updated 03:10 pm EDT, Tue June 17, 2008
iPhone Canada Rate Report
The launch of the iPhone 3G in Canada should also see Rogers introduce new rates that may reflect a greater dependence on mobile data but will also encourage higher rates per user, according to statements made by Rogers Wireless president Nadir Mohamed at the Canadian Telecom Summit. The senior official notes that new plans are coming within the next two weeks that will accommodate more frequent data use by a wider number of devices, which most understand will include the Apple device and the BlackBerry Bold.
While declining to provide details, Mohamed explains that the plans will be "easy to understand" as well as more adaptable and encouraging for users who want mobile data.
"There's a recognition on the part of Rogers that the world has changed," he says.
However, the executive adds that he expects the average revenue per use to go up with the launch of the iPhone 3G. A typical Rogers customer pays approximately $63 per month for a combination of voice, messaging, and data features, but an average iPhone subscriber should boost that figure to approximately $90 per month, Mohamed says. Most of the increase should come from increased data use.
The average doesn't necessarily imply a $90 monthly combined rate for the iPhone's voice and data in the country and may depend heavily on customers with higher-tiered plans as well as any additional services that may be usable with the phone, including SMS message packages.
Whether this update corroborates previous reports of the phone qualifying for Rogers' $7 browsing plan supplied to Electronista is unknown. The company has begun offering unlimted browse-only packages on most of its regular devices but has controversially begun extending this to include smartphones such as the N95 8GB, which critics have said artifically limits the usefulness of the device without a true unlimited plan.

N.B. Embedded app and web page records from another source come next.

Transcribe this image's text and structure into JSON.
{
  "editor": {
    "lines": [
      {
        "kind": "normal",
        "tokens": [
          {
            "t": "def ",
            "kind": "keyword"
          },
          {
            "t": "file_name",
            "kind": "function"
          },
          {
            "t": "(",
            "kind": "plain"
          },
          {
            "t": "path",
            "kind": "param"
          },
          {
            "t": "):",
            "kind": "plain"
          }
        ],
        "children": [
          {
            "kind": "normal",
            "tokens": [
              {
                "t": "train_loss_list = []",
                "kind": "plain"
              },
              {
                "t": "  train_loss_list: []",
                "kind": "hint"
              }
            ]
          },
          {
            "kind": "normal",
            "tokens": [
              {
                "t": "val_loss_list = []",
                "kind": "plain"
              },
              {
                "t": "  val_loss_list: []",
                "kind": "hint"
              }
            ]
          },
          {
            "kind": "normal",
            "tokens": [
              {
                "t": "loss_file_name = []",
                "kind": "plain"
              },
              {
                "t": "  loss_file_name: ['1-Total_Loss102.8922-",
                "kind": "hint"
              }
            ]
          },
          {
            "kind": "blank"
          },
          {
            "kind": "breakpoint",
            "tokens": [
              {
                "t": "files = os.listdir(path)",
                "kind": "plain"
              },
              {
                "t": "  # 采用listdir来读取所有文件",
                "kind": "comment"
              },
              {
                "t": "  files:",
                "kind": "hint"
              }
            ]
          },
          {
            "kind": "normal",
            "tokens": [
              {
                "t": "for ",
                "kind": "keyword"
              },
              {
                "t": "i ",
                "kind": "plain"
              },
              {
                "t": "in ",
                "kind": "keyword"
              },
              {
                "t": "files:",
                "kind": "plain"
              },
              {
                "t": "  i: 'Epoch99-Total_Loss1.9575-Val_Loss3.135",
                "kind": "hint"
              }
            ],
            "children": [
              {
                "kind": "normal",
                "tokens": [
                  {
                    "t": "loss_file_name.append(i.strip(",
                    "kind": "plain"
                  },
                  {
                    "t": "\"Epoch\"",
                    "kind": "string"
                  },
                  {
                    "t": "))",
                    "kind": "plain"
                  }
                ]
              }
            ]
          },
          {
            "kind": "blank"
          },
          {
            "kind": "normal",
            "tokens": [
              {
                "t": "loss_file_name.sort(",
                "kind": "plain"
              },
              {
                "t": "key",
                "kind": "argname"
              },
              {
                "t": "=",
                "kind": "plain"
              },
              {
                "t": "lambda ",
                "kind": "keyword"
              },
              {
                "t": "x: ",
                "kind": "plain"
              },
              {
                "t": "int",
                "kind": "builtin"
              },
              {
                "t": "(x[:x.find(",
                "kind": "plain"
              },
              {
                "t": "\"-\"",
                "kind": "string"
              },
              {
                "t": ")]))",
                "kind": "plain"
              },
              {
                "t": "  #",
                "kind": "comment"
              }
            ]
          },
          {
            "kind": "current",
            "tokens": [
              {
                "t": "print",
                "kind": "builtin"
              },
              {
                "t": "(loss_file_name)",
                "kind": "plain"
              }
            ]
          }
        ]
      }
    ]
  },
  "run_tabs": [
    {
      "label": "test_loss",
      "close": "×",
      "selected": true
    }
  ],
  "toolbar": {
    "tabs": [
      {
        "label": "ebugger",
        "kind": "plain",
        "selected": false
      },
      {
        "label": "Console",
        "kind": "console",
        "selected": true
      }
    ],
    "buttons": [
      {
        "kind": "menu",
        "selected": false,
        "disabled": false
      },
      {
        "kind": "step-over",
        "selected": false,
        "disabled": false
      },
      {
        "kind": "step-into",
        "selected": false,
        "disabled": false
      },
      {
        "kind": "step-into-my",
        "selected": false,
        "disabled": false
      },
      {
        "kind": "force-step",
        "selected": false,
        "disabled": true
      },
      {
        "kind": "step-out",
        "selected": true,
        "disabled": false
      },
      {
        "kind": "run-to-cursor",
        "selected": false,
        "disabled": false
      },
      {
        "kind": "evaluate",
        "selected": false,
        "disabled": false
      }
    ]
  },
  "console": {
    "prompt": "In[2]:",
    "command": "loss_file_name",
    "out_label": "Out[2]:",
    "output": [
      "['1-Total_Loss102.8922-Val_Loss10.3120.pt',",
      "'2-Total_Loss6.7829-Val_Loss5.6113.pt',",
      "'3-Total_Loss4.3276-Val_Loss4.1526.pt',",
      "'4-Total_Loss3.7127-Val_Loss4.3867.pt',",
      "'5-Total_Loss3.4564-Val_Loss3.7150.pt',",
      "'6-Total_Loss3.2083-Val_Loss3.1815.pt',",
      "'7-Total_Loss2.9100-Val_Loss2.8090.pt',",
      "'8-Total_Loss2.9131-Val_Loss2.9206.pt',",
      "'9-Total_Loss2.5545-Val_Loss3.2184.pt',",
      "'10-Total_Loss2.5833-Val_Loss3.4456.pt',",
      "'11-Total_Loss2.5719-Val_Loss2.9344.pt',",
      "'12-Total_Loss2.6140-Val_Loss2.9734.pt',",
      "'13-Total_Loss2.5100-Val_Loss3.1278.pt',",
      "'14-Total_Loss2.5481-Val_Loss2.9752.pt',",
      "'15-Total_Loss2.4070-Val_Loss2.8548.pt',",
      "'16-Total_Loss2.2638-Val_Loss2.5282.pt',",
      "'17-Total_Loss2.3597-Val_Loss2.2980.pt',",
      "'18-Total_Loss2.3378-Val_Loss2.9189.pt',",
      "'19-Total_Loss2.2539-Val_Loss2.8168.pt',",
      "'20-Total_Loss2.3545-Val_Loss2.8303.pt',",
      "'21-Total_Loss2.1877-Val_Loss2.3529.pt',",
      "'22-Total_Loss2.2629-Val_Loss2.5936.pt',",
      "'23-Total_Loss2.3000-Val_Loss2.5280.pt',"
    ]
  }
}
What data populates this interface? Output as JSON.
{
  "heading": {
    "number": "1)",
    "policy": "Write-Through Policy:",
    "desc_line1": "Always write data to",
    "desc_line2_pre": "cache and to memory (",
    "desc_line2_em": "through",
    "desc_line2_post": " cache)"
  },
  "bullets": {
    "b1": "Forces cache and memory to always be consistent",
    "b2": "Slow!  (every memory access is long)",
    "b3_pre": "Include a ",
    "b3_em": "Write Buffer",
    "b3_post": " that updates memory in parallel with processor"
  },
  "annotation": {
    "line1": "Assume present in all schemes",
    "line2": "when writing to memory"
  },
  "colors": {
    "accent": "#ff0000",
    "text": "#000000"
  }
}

Observers expect, however, that the high profile of the iPhone and its unusual software will pressure Rogers to start offering blanket data packages that cover all applications and either supply unlimited data or else a relatively large amount of bandwidth use per month. The company has been criticized in recent months for charging well above what AT&T does in the US for similar phone service.